Whether or not lawmakers come to an agreement on the U.S. debt limit, the nation’s credit could still be affected by the controversy.
- After the 2011 debt ceiling debacle, the U.S. lost its S&P AAA credit rating, and something similar could happen again due to the present-day struggle.
- If the U.S. receives another credit downgrade, it could have broader effects on the bond market and beyond.
- As the deadline draws near, most firms expect that the government will eventually reach an agreement, but some warn that getting this close to the deadline will have negative consequences, Axios reports.
Why it’s news
Credit agencies are watching the lawmaker’s maneuvers closely, especially as the June 1 deadline approaches.
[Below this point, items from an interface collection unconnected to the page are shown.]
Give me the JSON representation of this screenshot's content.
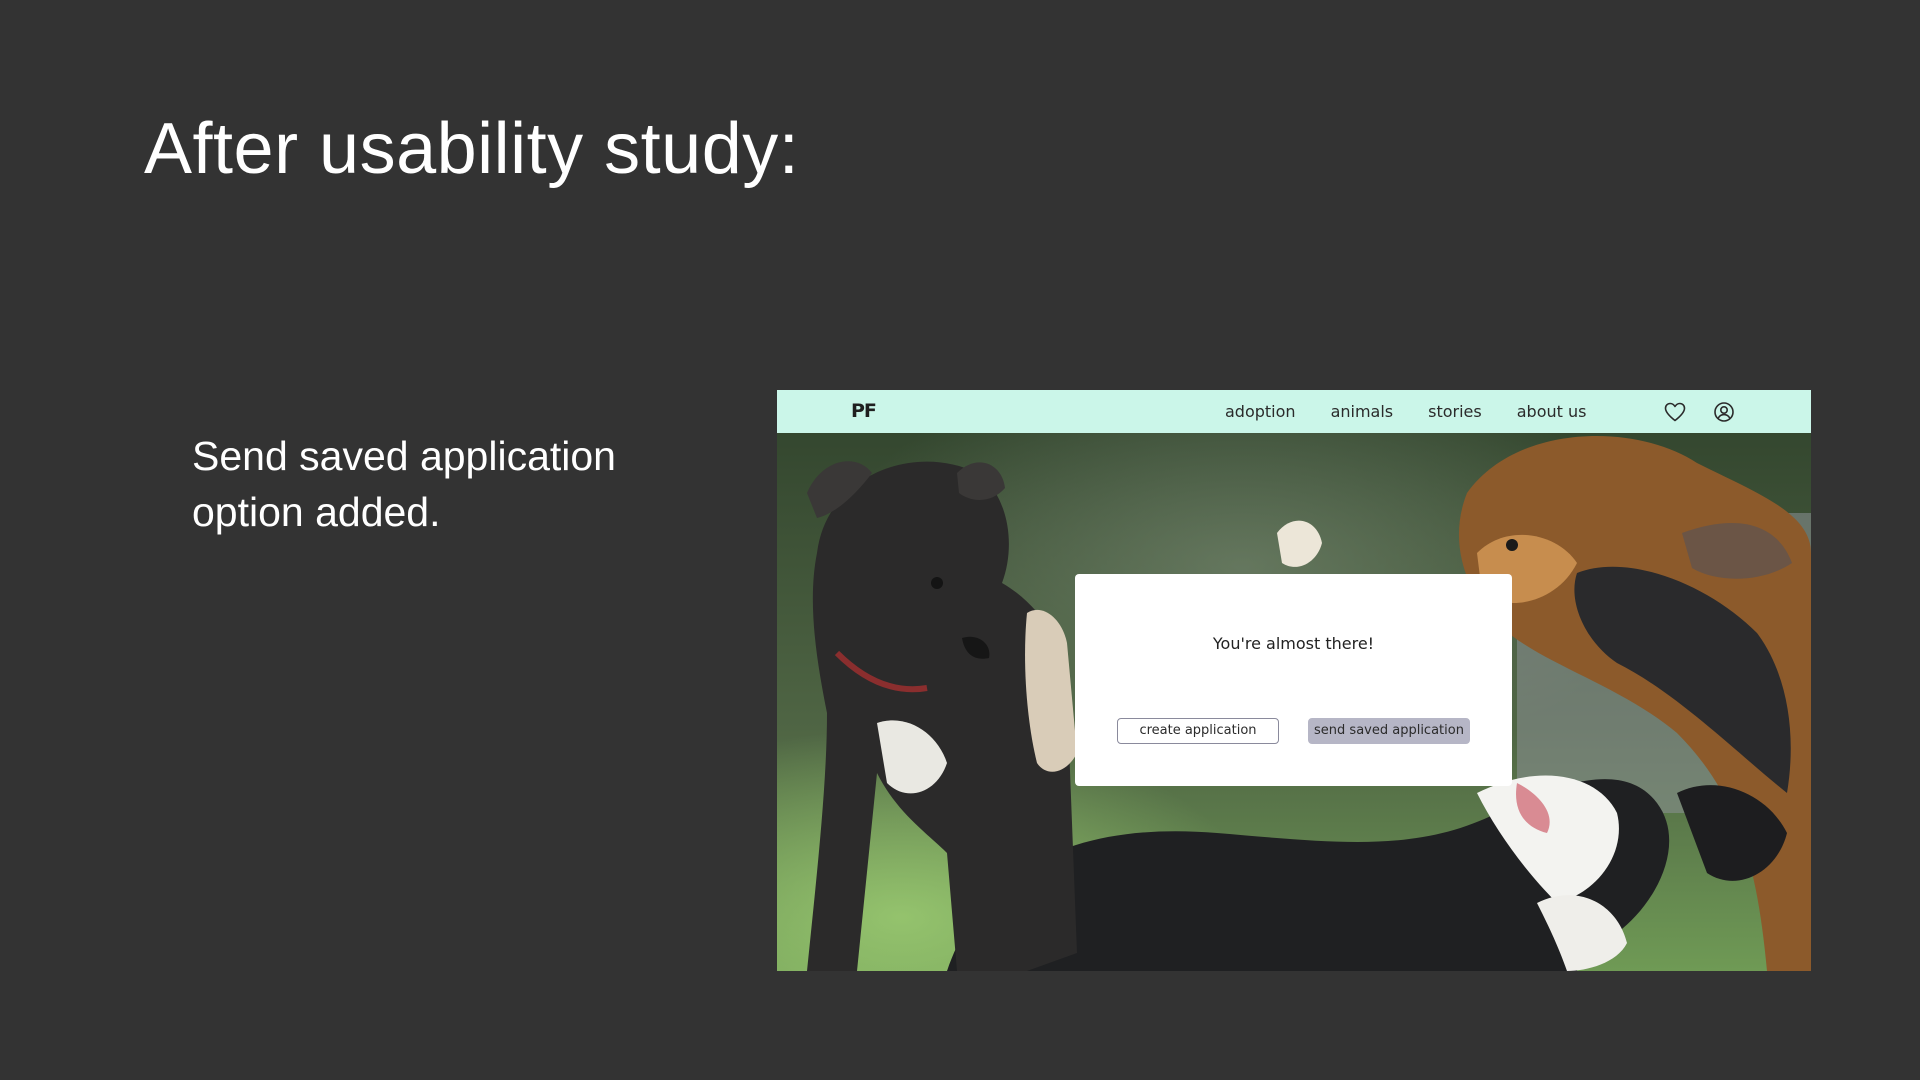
{
  "slide": {
    "title": "After usability study:",
    "note": "Send saved application option added."
  },
  "nav": {
    "logo": "PF",
    "links": [
      "adoption",
      "animals",
      "stories",
      "about us"
    ],
    "icons": [
      "heart-icon",
      "user-account-icon"
    ],
    "background_color": "#cbf6e9"
  },
  "hero": {
    "image": "dogs-playing-photo"
  },
  "modal": {
    "message": "You're almost there!",
    "create_button": "create application",
    "send_button": "send saved application"
  },
  "colors": {
    "slide_background": "#333333",
    "send_button": "#b6b6c6"
  }
}
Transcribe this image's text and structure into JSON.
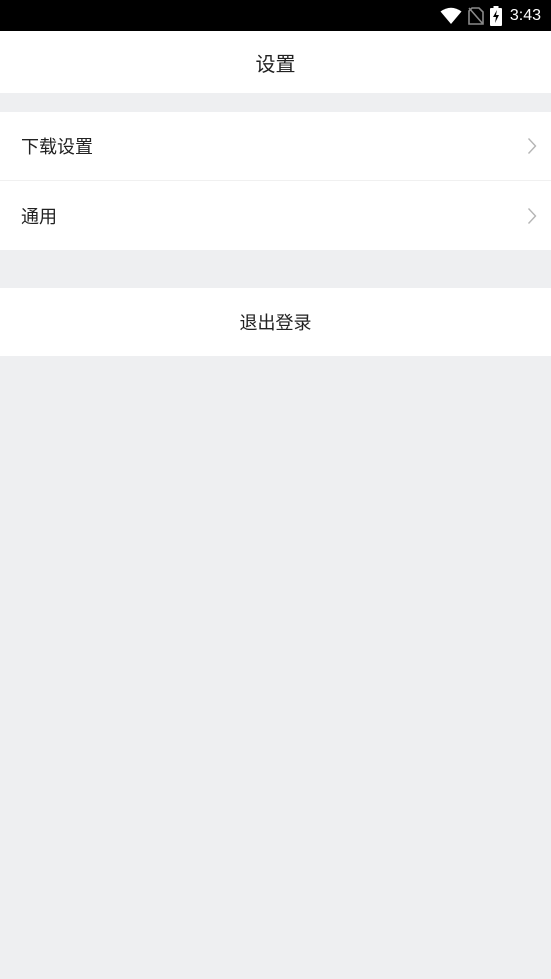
{
  "status_bar": {
    "time": "3:43",
    "icons": [
      "wifi-icon",
      "no-sim-icon",
      "battery-charging-icon"
    ]
  },
  "header": {
    "title": "设置"
  },
  "settings": {
    "items": [
      {
        "label": "下载设置",
        "icon": "chevron-right-icon"
      },
      {
        "label": "通用",
        "icon": "chevron-right-icon"
      }
    ]
  },
  "logout": {
    "label": "退出登录"
  },
  "colors": {
    "background": "#eeeff1",
    "surface": "#ffffff",
    "text": "#222222",
    "chevron": "#b5b5b5",
    "status_bar": "#000000"
  }
}
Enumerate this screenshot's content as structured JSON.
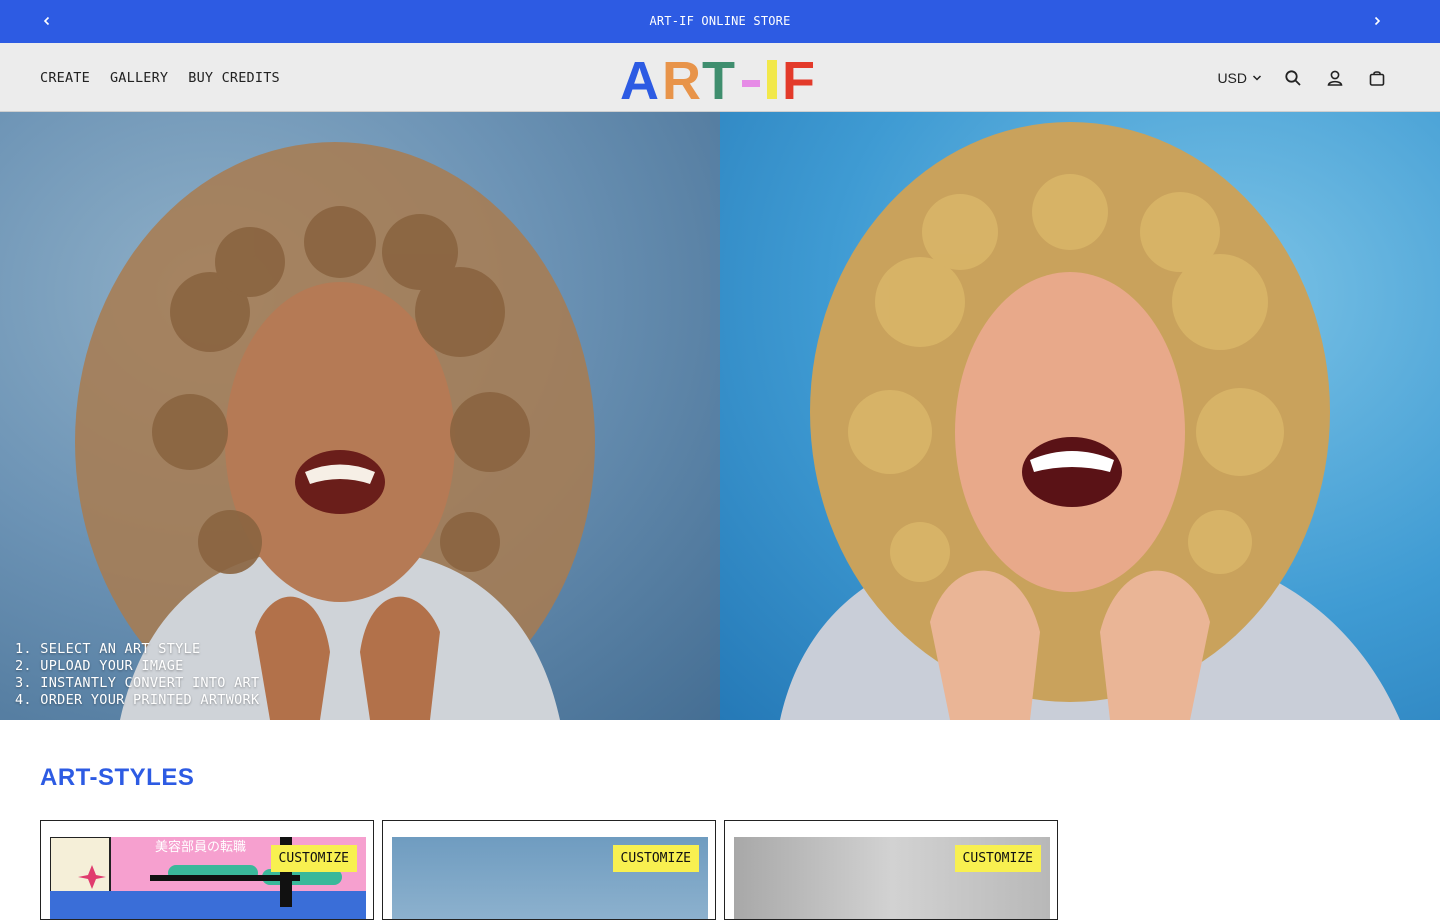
{
  "announcement": {
    "text": "ART-IF ONLINE STORE"
  },
  "nav": {
    "items": [
      "CREATE",
      "GALLERY",
      "BUY CREDITS"
    ]
  },
  "logo": {
    "text": "ART-IF",
    "letters": [
      "A",
      "R",
      "T",
      "-",
      "I",
      "F"
    ],
    "colors": [
      "#2d5be3",
      "#e8944a",
      "#3f8e6e",
      "#e68be6",
      "#f2e84a",
      "#e33a2a"
    ]
  },
  "header_tools": {
    "currency": "USD"
  },
  "hero": {
    "steps": [
      "1. SELECT AN ART STYLE",
      "2. UPLOAD YOUR IMAGE",
      "3. INSTANTLY CONVERT INTO ART",
      "4. ORDER YOUR PRINTED ARTWORK"
    ]
  },
  "art_styles": {
    "title": "ART-STYLES",
    "cards": [
      {
        "badge": "CUSTOMIZE",
        "banner_text": "美容部員の転職"
      },
      {
        "badge": "CUSTOMIZE"
      },
      {
        "badge": "CUSTOMIZE"
      }
    ]
  },
  "colors": {
    "accent": "#2d5be3",
    "badge": "#f8f050",
    "header_bg": "#ececec"
  },
  "icons": [
    "chevron-left-icon",
    "chevron-right-icon",
    "chevron-down-icon",
    "search-icon",
    "user-icon",
    "bag-icon"
  ]
}
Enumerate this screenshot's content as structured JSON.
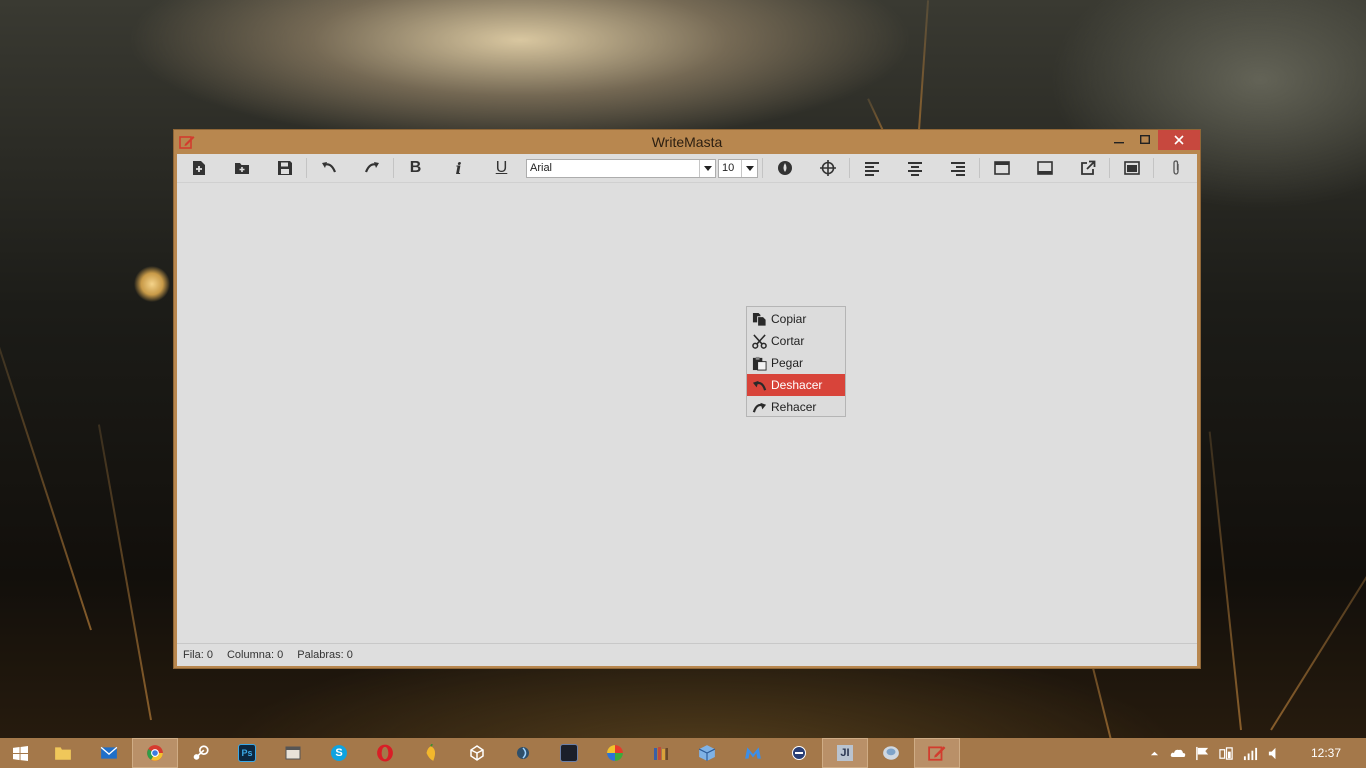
{
  "window": {
    "title": "WriteMasta"
  },
  "toolbar": {
    "bold": "B",
    "italic": "i",
    "underline": "U",
    "font_family": "Arial",
    "font_size": "10"
  },
  "context_menu": {
    "items": [
      {
        "label": "Copiar",
        "icon": "copy-icon"
      },
      {
        "label": "Cortar",
        "icon": "scissors-icon"
      },
      {
        "label": "Pegar",
        "icon": "paste-icon"
      },
      {
        "label": "Deshacer",
        "icon": "undo-icon",
        "highlighted": true
      },
      {
        "label": "Rehacer",
        "icon": "redo-icon"
      }
    ]
  },
  "status": {
    "row": "Fila: 0",
    "column": "Columna: 0",
    "words": "Palabras: 0"
  },
  "taskbar": {
    "clock": "12:37",
    "accent": "#a4784a"
  },
  "colors": {
    "window_frame": "#b8874f",
    "close_button": "#c7483e",
    "menu_highlight": "#d8443a"
  }
}
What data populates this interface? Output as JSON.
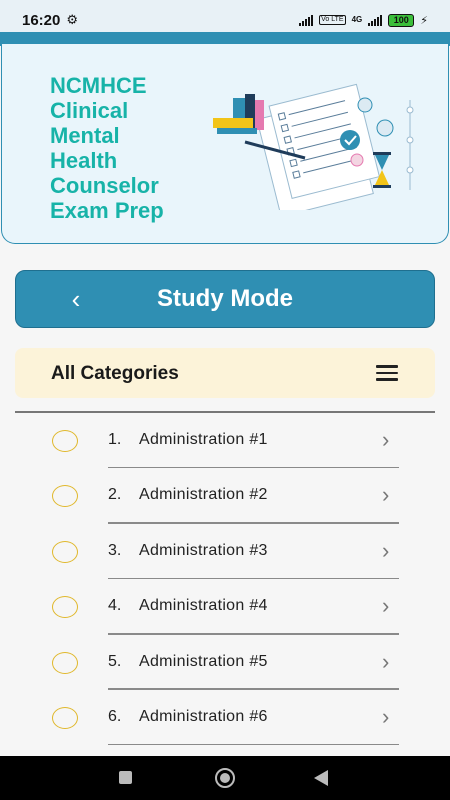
{
  "status": {
    "time": "16:20",
    "battery": "100",
    "volte": "Vo LTE",
    "network": "4G"
  },
  "banner": {
    "title_lines": [
      "NCMHCE",
      "Clinical",
      "Mental",
      "Health",
      "Counselor",
      "Exam Prep"
    ],
    "art_icon": "exam-illustration-icon"
  },
  "header": {
    "title": "Study Mode",
    "back_icon": "chevron-left-icon"
  },
  "categories": {
    "label": "All Categories",
    "menu_icon": "hamburger-menu-icon"
  },
  "items": [
    {
      "num": "1.",
      "label": "Administration #1"
    },
    {
      "num": "2.",
      "label": "Administration #2"
    },
    {
      "num": "3.",
      "label": "Administration #3"
    },
    {
      "num": "4.",
      "label": "Administration #4"
    },
    {
      "num": "5.",
      "label": "Administration #5"
    },
    {
      "num": "6.",
      "label": "Administration #6"
    }
  ],
  "colors": {
    "accent": "#2f8fb3",
    "title": "#17b3a8",
    "category_bg": "#fcf3d9",
    "radio": "#e0b82c"
  }
}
Fitch Ratings, Moody’s Analytics, and the S&P have commented on the ongoing debate, all with slightly different takes.
Fitch has officially put out a warning to the government, saying, “failure to reach a deal to raise or suspend the debt limit by the x-date would be a negative signal of the broader governance and willingness of the U.S. to honor its obligations in a timely fashion, which would be unlikely to be consistent with a ‘AAA’ rating.”
Moody’s Analytics, on the other hand, issued a more hopeful statement at the beginning of May, saying, “our baseline expectation is that, despite the fractious political environment, U.S. lawmakers will ultimately raise or suspend the debt limit before the X-date.”
Since the 2011 downgrade, the S&P has held the U.S. at an AA+ rating. In March, it issued a statement: “We expect Congress will engage in brinkmanship, but ultimately pass debt ceiling legislation, as it has on over 80 prior instances—understanding the severe consequences on financial markets and the economy of not doing so.”
A credit downgrade could be a bigger problem for the bond market because some firms have strict rules about the credit ratings of the bonds their portfolio managers can own. If other credit rating firms downgrade the U.S. from its AAA rating, some may have to sell their U.S. bond holdings. However, not all firms may be forced to do so, Axios reports.
There could be one slight upside to the U.S. credit rating taking a hit. Bonds are considered one of the safest investments, and if the government’s credit rating is downgraded, more investors may choose to purchase bonds—considering them safer than other options. If that were to happen, interest rates would actually go down.
This already happened in 2011 after the S&P downgraded the U.S. credit rating.